We love that he rarely experiences a censored moment and adores a microphone as much as a corned beef sandwich. Every day is open-mike night. It's the gift that keeps on giving.

This week - in our city! Thanks, Ed! - he said that Arizona Gov. Janet Napolitano would be "perfect" as Homeland Security chief. "Because for that job, you have to have no life. Janet has no family. Perfect."

The next day, because Rendell's second career is responding to his responses, he told The Inquirer: "What I meant is that Janet is a person who works 24-7, just like I do. She has no life; neither do I."

Caution: Never read Rendell quotes while drinking hot coffee.

No life? Rendell has multiple lives. He's the Where's Waldo of politics. He's Governor Everywhere.

He works out at the Sporting Club at the Bellevue. On Sundays, he appears on Comcast SportsNet

Eagles Pregame


Postgame Live

after attending most home games. He's fluent in college basketball, frequents the Palestra. In the summer, he frolics at the Lombard Swim Club. He patronizes Philadelphia steak joints and delis, and Harrisburg's Da Pits Chicago Grill.

"We actually got together Sunday for the first time in a long time and watched some football at his house," says his former chief of staff David L. Cohen. See? That's a life. "We were sitting and talking, relaxing, but we were talking 100 percent business."

Governor Fun

Rendell looks like he's having fun doing all the things that no one else has fun doing. He looks delighted at charity events. He loves attending county celebrations, even a few thousand or so. Astonishingly, he likes speaking to reporters. That, press secretary Chuck Ardo says, "makes my job both more difficult and easier." This week, probably more the former.

"He has tons of fun," says state policy director Donna Cooper. "That doesn't mean he has a life."

How come he's current on so many sports? "He goes home to the governor's mansion and reads work while watching sports and, sadly, PCN," Cooper says of the C-Span and Ambien of Pennsylvania politics. And, shockingly, the governor still doesn't get much sleep.

"He thrives on the life. He works all the time," says former chief of staff John Estey. "He calls from the Lombard Swim Club." The staff lives for Eagles Sundays, when, Estey says, "you know you have a couple of hours without calls."

Staff and former staffers doth protest too much. That's not a couple of hours but four or five, for 17 football-filled weeks.

Rendell plays with his dogs. He reads nonfiction, such as

Team of Rivals

(944 pages!), amassing dust on our bedside table, and

John Adams

(768). He enjoyed

The Lord of the Rings

trilogy, 9.3 hours of viewing pleasure. See, the governor is a veritable renaissance man.

Life? What life?

With Rendell, life is politics. Like Bill Clinton. Mayor Nutter revels in much of what comes with the job, too.
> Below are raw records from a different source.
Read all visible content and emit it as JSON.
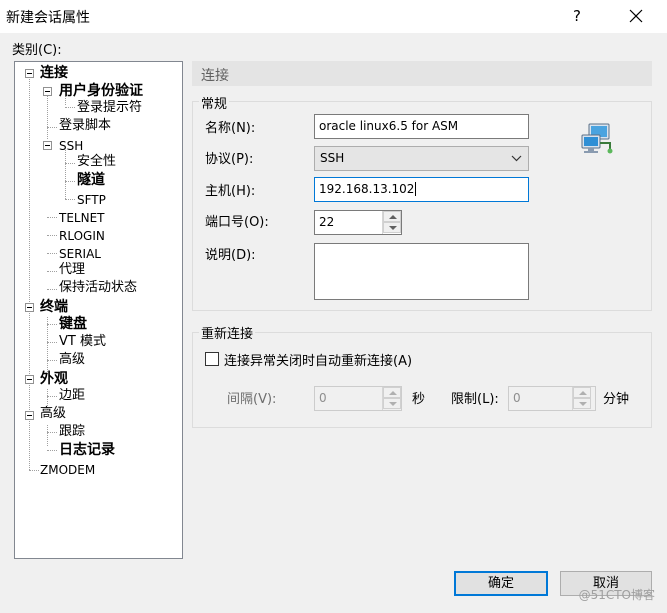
{
  "window": {
    "title": "新建会话属性",
    "help": "?",
    "close": "✕"
  },
  "category": {
    "label": "类别(C):",
    "tree": [
      {
        "label": "连接"
      },
      {
        "label": "用户身份验证"
      },
      {
        "label": "登录提示符"
      },
      {
        "label": "登录脚本"
      },
      {
        "label": "SSH"
      },
      {
        "label": "安全性"
      },
      {
        "label": "隧道"
      },
      {
        "label": "SFTP"
      },
      {
        "label": "TELNET"
      },
      {
        "label": "RLOGIN"
      },
      {
        "label": "SERIAL"
      },
      {
        "label": "代理"
      },
      {
        "label": "保持活动状态"
      },
      {
        "label": "终端"
      },
      {
        "label": "键盘"
      },
      {
        "label": "VT 模式"
      },
      {
        "label": "高级"
      },
      {
        "label": "外观"
      },
      {
        "label": "边距"
      },
      {
        "label": "高级"
      },
      {
        "label": "跟踪"
      },
      {
        "label": "日志记录"
      },
      {
        "label": "ZMODEM"
      }
    ]
  },
  "panel": {
    "title": "连接",
    "general": {
      "title": "常规",
      "name_label": "名称(N):",
      "name_value": "oracle linux6.5 for ASM",
      "protocol_label": "协议(P):",
      "protocol_value": "SSH",
      "host_label": "主机(H):",
      "host_value": "192.168.13.102",
      "port_label": "端口号(O):",
      "port_value": "22",
      "desc_label": "说明(D):",
      "desc_value": ""
    },
    "reconnect": {
      "title": "重新连接",
      "checkbox_label": "连接异常关闭时自动重新连接(A)",
      "checked": false,
      "interval_label": "间隔(V):",
      "interval_value": "0",
      "interval_unit": "秒",
      "limit_label": "限制(L):",
      "limit_value": "0",
      "limit_unit": "分钟"
    }
  },
  "buttons": {
    "ok": "确定",
    "cancel": "取消"
  },
  "watermark": "@51CTO博客",
  "colors": {
    "accent": "#0078d7",
    "panel_bg": "#f0f0f0"
  }
}
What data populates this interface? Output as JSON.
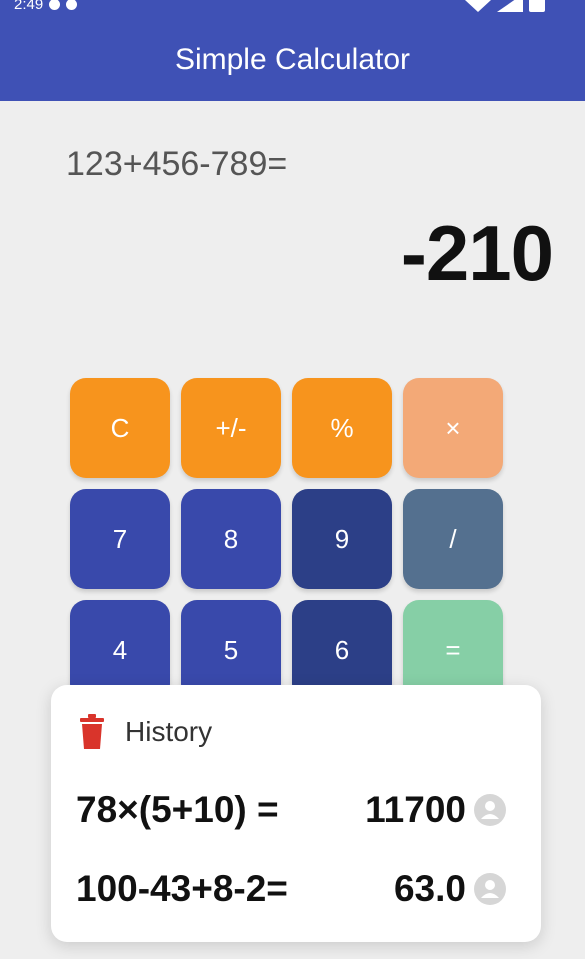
{
  "status_bar": {
    "time": "2:49"
  },
  "app_bar": {
    "title": "Simple Calculator",
    "color": "#3f51b5"
  },
  "display": {
    "expression": "123+456-789=",
    "result": "-210"
  },
  "keypad": {
    "keys": [
      {
        "label": "C",
        "color": "#f7941d"
      },
      {
        "label": "+/-",
        "color": "#f7941d"
      },
      {
        "label": "%",
        "color": "#f7941d"
      },
      {
        "label": "×",
        "color": "#f3a977"
      },
      {
        "label": "7",
        "color": "#3949ab"
      },
      {
        "label": "8",
        "color": "#3949ab"
      },
      {
        "label": "9",
        "color": "#2c3f87"
      },
      {
        "label": "/",
        "color": "#54708f"
      },
      {
        "label": "4",
        "color": "#3949ab"
      },
      {
        "label": "5",
        "color": "#3949ab"
      },
      {
        "label": "6",
        "color": "#2c3f87"
      },
      {
        "label": "=",
        "color": "#86cfa6"
      }
    ]
  },
  "history": {
    "title": "History",
    "icon": "trash-icon",
    "entries": [
      {
        "expression": "78×(5+10) =",
        "result": "11700"
      },
      {
        "expression": "100-43+8-2=",
        "result": "63.0"
      }
    ]
  }
}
"Ed's gregarious. He loves going around and doing all these things," Cooper says. It's a chicken-and-Ed question as to whether he found politics because it suited his personality or he adapted because of his love for the work.
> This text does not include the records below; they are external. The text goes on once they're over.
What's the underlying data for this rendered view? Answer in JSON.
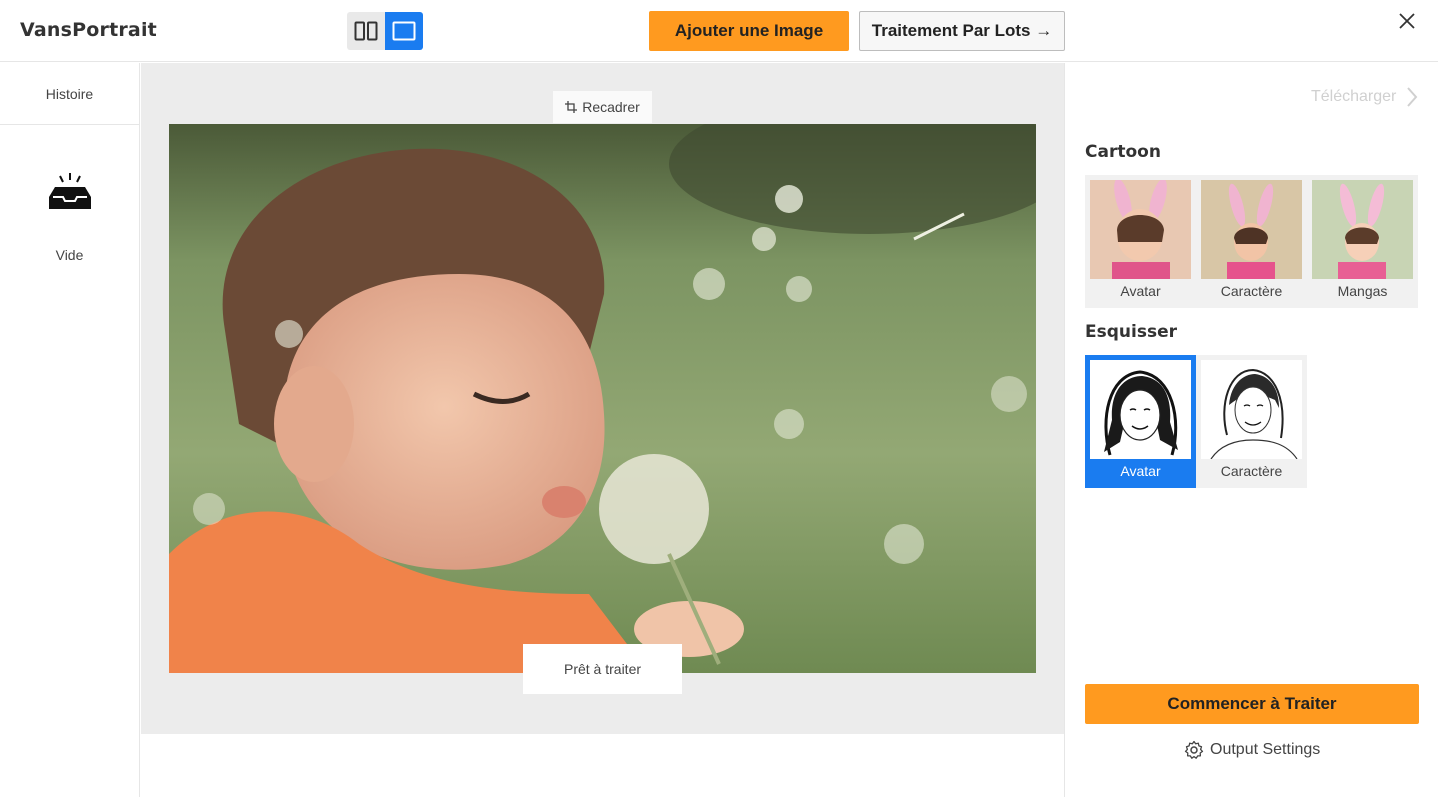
{
  "header": {
    "logo": "VansPortrait",
    "add_image_label": "Ajouter une Image",
    "batch_label": "Traitement Par Lots →"
  },
  "sidebar": {
    "history_label": "Histoire",
    "empty_label": "Vide"
  },
  "canvas": {
    "crop_label": "Recadrer",
    "status_label": "Prêt à traiter"
  },
  "right_panel": {
    "download_label": "Télécharger",
    "cartoon": {
      "title": "Cartoon",
      "styles": [
        {
          "label": "Avatar"
        },
        {
          "label": "Caractère"
        },
        {
          "label": "Mangas"
        }
      ]
    },
    "sketch": {
      "title": "Esquisser",
      "styles": [
        {
          "label": "Avatar",
          "selected": true
        },
        {
          "label": "Caractère",
          "selected": false
        }
      ]
    },
    "start_label": "Commencer à Traiter",
    "output_settings_label": "Output Settings"
  },
  "colors": {
    "accent_orange": "#ff9a1f",
    "accent_blue": "#1a7cf0",
    "canvas_bg": "#ececec"
  }
}
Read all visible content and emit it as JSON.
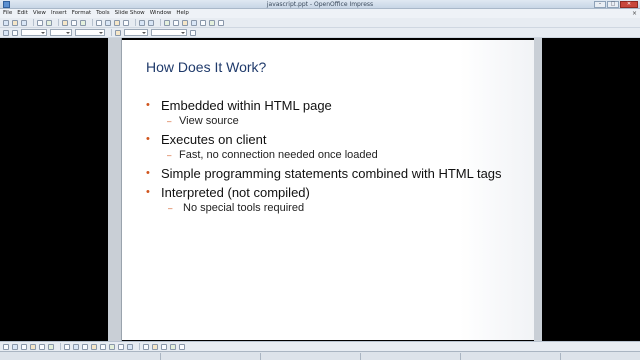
{
  "window": {
    "title": "javascript.ppt - OpenOffice Impress"
  },
  "menu": {
    "items": [
      "File",
      "Edit",
      "View",
      "Insert",
      "Format",
      "Tools",
      "Slide Show",
      "Window",
      "Help"
    ]
  },
  "slide": {
    "title": "How Does It Work?",
    "bullets": [
      {
        "text": "Embedded within HTML page",
        "sub": [
          "View source"
        ]
      },
      {
        "text": "Executes on client",
        "sub": [
          "Fast, no connection needed once loaded"
        ]
      },
      {
        "text": "Simple programming statements combined with HTML tags",
        "sub": []
      },
      {
        "text": "Interpreted (not compiled)",
        "sub": [
          "No special tools required"
        ]
      }
    ],
    "bullet_color": "#d0541c",
    "title_color": "#1f3a6b"
  },
  "icons": {
    "close": "close-icon",
    "bullet": "bullet-dot-icon",
    "sub_bullet": "dash-icon"
  }
}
In two years, when Rendell's term is up and he could "have a life," no one imagines him slipping away quietly, the way his mayoral successor, John Street, has. "It's in his DNA," Estey says.

Rendell's dream, friends say, is to be baseball commissioner. What will we do without this gift, a man of such vitality who can fill hours of news gabfests? Ironically, Rendell was "loath to comment further," Ardo says, on the "no life" business and never phoned back.
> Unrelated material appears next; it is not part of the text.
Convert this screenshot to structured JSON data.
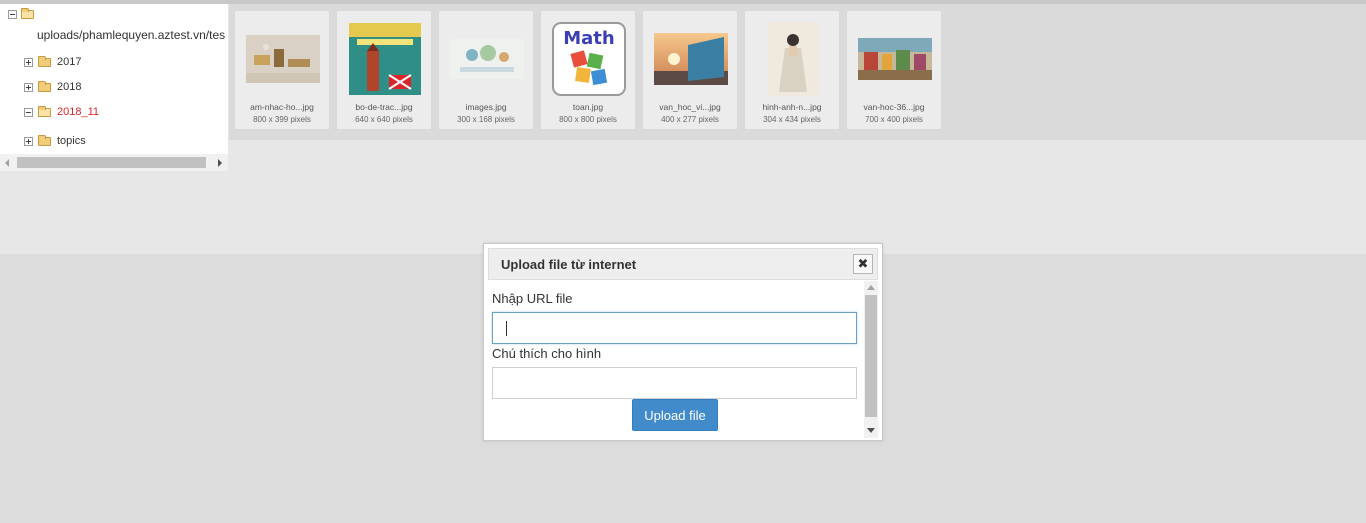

Wait, Chris Matthews is inching closer to announcing a 2010 Senate run challenging Arlen Specter.

I'm telling you, there really is a Santa Claus.